CUT CHRISTMAS TREES
Christmas trees are a natural product and it is normal for a cut tree to dry out and drop its pine needles eventually but there are some things you can do to help your tree stay fresher for longer.
1. CHOOSE THE RIGHT TREE
When choosing your Christmas tree think about the best variety for you:
- Spruce Christmas trees have a lovely traditional pine scent but sport very fine needles which dry out quickly if kept in a warm environment.
- Nordman Firs do not have a strong scent but are commonly known as the 'Non Drop' Christmas tree and have thick waxy needles which can stay strong and green for 5 weeks or more.
A range of Pot Grown living Christmas trees are also available so if you think a living tree would be better for your home please see the ‘Pot Grown’ advice section below.
2. CHECK FOR FRESHNESS
Check the tree before you buy it. Gently run your hand through the branches and, if the tree is fresh, this will cause few needles to drop. The needles should be strong and green and all laying neatly in line on the branches.
3. SAW THE TRUNK AND KEEP IT WATERED
When you get your cut Christmas tree home, with the net still on, saw off a small slice of the trunk. If you are not standing it up straight away place the tree in a bucket of water outside in a cool but frost free place as soon as possible after sawing. Shortly after the tree is cut, sap will begin to form over the trunk making it impossible for it to draw water. The tree needs to draw water in order to stay fresh.
When you are ready, mount your Christmas tree in a water-holding stand. Take your tree inside and remove the net. Fill the stand with tap water. It is important to regularly check that the Christmas tree has enough water and that the stump is still submerged. A tree can consume litres of water each day in a warm room and if your tree runs out, it will seal over and dry out more quickly. The importance of water cannot be emphasised enough but please remember to always turn off your tree lights before watering your tree!
4. CHOOSE THE RIGHT POSITION FOR YOUR CHRISTMAS TREE
Place your Christmas tree in the coolest part of the room, away from direct heat sources like radiators and wood burners. The more you allow your Christmas tree to dry out, the more likely it is to shed its needles. It’s best to put the tree somewhere where it won’t be knocked but where you can get access to water it – again please remember to always turn off your tree lights before watering your tree!
POT GROWN LIVING CHRISTMAS TREES
1. CHOOSE A POT GROWN TREE
British Christmas Tree Growers Association say there’s a good chance of the Pot Grown tree growing on after Christmas because the entire root system is intact inside the pot, including the tap root which is essential for the tree’s survival.
2. REMOVE THE PLASTIC BAG AND KEEP THE TREE COOL AND WATERED.
Once your pot grown Christmas tree is at home, remove its protective net and the plastic bag covering the bucket. Stand the tree in a cool but frost free place until it’s required. Before taking your real Christmas tree inside your house, completely soak the compost by immersing the pot in a bucket of water or watering little by little until the compost has become completely saturated. Leave it to drain before taking the tree indoors.

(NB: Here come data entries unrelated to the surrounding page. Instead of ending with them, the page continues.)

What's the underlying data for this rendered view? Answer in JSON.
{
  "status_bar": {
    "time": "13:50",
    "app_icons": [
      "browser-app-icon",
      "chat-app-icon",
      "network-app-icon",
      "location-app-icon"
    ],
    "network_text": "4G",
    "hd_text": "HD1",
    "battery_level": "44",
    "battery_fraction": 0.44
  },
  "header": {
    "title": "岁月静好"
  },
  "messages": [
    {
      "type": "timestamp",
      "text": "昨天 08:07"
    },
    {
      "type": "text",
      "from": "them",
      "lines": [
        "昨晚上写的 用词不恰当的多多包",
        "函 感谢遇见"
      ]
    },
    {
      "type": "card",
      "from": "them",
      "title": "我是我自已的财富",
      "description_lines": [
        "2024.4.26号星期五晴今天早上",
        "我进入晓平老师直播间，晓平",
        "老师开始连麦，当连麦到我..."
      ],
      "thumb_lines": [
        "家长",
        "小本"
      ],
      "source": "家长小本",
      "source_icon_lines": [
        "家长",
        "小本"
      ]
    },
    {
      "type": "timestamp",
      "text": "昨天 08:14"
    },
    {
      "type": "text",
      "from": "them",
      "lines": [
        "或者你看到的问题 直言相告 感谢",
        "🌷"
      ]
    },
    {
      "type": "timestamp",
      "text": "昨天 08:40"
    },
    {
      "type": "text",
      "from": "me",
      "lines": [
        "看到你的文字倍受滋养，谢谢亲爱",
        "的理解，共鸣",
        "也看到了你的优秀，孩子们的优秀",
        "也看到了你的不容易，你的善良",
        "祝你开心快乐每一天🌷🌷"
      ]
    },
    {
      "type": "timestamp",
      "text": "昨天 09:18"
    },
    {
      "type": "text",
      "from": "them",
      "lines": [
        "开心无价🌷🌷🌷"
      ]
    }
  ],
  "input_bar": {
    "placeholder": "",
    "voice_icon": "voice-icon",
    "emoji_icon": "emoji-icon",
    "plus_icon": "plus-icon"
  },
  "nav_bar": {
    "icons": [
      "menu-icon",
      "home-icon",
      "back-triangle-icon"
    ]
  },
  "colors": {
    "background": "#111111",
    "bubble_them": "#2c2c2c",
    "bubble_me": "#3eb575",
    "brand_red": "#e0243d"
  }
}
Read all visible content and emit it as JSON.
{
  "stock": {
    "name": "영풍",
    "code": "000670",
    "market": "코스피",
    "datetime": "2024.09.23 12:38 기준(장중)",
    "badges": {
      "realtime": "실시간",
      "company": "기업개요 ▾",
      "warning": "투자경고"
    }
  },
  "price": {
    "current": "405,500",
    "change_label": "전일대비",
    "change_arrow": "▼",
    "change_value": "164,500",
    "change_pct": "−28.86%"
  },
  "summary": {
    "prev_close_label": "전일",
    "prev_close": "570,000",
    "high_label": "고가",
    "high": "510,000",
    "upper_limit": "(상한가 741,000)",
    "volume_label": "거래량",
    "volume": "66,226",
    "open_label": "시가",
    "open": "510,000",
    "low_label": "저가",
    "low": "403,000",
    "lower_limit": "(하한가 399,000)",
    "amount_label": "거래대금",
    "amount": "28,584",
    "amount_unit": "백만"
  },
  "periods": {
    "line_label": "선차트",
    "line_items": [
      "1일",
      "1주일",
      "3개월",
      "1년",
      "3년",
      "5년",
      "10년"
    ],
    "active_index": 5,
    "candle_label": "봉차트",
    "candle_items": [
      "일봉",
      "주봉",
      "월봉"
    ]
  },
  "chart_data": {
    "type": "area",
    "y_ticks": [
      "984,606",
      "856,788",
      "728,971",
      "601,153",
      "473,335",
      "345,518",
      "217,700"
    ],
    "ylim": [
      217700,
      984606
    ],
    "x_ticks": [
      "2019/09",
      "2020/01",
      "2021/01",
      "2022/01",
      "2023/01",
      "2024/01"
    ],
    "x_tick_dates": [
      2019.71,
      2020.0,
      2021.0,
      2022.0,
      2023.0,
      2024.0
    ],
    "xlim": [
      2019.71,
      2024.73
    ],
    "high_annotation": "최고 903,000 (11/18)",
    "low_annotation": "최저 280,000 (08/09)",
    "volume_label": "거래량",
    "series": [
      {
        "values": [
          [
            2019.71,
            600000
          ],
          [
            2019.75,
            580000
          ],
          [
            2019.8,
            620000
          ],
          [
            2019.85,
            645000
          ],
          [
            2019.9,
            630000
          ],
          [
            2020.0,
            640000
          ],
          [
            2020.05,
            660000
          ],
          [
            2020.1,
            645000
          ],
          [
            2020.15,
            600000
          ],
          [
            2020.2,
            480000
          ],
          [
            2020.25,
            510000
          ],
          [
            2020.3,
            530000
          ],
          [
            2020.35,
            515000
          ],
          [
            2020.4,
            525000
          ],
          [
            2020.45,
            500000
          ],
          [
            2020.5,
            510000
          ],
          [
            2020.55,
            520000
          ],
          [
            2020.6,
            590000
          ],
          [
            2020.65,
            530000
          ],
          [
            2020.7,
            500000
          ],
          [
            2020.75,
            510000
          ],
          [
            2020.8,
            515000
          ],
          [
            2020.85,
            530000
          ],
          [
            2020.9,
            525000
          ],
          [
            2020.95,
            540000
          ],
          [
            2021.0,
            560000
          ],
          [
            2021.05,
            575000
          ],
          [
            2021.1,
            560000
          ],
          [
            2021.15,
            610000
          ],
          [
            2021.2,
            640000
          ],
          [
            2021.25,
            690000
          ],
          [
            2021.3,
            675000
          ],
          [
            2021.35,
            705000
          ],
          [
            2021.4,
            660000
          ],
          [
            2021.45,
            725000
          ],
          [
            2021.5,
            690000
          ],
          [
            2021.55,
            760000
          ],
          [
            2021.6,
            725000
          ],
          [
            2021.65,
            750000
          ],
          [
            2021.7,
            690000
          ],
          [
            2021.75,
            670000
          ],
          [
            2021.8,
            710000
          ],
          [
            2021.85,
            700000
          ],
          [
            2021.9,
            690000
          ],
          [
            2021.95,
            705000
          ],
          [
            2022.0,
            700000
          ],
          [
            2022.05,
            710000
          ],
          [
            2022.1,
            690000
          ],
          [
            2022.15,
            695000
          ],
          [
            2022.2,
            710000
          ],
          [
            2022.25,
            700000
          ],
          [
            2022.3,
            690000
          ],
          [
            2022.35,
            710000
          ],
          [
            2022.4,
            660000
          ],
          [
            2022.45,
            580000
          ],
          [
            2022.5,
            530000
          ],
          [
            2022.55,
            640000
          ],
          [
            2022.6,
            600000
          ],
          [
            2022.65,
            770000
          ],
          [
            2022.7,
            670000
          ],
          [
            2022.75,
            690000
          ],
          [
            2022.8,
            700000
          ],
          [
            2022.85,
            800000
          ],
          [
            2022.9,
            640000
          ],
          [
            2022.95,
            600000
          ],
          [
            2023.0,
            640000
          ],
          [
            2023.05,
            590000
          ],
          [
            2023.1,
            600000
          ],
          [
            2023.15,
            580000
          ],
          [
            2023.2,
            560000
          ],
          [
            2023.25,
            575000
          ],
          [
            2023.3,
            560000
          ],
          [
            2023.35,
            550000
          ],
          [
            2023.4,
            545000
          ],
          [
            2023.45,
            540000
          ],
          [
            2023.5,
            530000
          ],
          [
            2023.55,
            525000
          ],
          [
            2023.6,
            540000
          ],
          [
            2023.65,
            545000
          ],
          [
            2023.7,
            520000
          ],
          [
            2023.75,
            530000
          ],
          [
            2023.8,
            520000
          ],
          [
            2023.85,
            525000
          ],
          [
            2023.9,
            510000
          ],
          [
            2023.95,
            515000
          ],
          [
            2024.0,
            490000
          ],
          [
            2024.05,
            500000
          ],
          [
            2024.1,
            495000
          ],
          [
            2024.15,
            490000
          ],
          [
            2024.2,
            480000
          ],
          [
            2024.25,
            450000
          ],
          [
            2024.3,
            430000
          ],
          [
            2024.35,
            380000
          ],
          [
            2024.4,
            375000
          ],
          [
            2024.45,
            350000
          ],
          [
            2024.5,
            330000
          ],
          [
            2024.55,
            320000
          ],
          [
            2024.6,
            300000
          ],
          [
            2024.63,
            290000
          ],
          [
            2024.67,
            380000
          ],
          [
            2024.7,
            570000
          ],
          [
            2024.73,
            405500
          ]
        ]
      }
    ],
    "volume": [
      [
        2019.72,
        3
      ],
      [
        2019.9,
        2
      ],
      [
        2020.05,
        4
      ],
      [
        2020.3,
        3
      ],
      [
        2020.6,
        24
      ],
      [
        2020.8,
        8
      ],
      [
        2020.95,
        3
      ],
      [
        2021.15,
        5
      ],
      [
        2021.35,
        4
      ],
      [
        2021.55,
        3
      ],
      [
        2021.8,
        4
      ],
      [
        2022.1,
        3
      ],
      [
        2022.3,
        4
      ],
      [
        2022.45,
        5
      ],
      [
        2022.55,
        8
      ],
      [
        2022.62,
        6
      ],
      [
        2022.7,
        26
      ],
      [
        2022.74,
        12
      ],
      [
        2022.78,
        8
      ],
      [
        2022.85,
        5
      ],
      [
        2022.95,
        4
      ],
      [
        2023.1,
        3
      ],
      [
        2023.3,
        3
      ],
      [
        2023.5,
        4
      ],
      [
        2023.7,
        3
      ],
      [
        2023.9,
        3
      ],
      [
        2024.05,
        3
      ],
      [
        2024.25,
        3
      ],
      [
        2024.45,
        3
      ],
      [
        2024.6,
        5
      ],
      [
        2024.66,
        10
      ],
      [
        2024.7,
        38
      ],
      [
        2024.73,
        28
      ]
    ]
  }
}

Pot grown Christmas trees need to be watered and cared for as for any house plant. Once inside your home your Christmas tree should be placed on a plant tray or large dinner plate and positioned in the coolest part of the room, away from radiators or other sources of heat. For the duration of its stay in your home, your Christmas tree should be watered regularly.
3. PLANT YOUR TREE OUT AFTER CHRISTMAS
Your pot grown Christmas tree can be put back outside after the festive season but it has been suggested that extreme temperature changes can shock the tree so it’s therefore best to move it from the house to a cool but frost free place (e.g the garage, porch or a spare bedroom with the radiator turned off) then after a week from there to the garden.
If you’d like to try to keep your pot grown Christmas tree going plant it out into the ground or into a larger container between New Year and the arrival of spring. A re-potted tree may be used as next year's Christmas tree. If you choose to keep your tree in a pot, it is much better to put the tree into a larger container to encourage the further development of the tree’s root system. Use a peat-based compost to give your tree a good start in its new home. Remember to feed and water your living Christmas tree regularly during the growing season (spring to autumn) especially during hot weather and definitely if it’s being kept in a pot. Some growers advise to give the tree a good soaking and then allow it to drain well. Christmas trees don’t like sitting in a puddle!
It’s worth noting that some retailers sell ‘potted’ or ‘root balled’ Christmas trees. These trees have usually been grown in the ground and dug up before putting them in a bucket for sale. The process of digging up the tree can damage the root system which is why they often have much lower survival rate that Pot Grown trees.
The Tree Amigos only stock ‘Pot Grown’ trees to ensure the best survival rate.